▸ Assigned task
For the data below, report how many lines include the word "text", and write nothing else.

(Data to examine Opens)

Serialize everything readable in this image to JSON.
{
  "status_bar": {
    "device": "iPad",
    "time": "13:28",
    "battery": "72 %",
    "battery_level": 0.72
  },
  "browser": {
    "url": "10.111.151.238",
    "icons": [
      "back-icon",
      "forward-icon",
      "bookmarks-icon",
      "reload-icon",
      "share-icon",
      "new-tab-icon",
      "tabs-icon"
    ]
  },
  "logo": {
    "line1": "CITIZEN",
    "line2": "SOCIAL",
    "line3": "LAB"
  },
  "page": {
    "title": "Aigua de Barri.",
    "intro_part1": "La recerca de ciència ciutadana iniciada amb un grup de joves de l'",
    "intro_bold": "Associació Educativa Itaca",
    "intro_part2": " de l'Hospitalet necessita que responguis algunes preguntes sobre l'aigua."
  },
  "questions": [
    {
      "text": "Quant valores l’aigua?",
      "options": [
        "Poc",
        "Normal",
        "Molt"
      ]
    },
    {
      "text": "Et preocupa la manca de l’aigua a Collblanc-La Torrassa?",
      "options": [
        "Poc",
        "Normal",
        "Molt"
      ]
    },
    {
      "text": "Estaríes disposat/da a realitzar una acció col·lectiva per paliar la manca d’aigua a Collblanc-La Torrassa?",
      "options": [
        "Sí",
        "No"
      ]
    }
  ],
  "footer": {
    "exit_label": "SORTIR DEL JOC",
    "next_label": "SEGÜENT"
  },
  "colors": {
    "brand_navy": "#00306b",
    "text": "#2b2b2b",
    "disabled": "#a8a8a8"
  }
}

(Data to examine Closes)

▸ Task output
4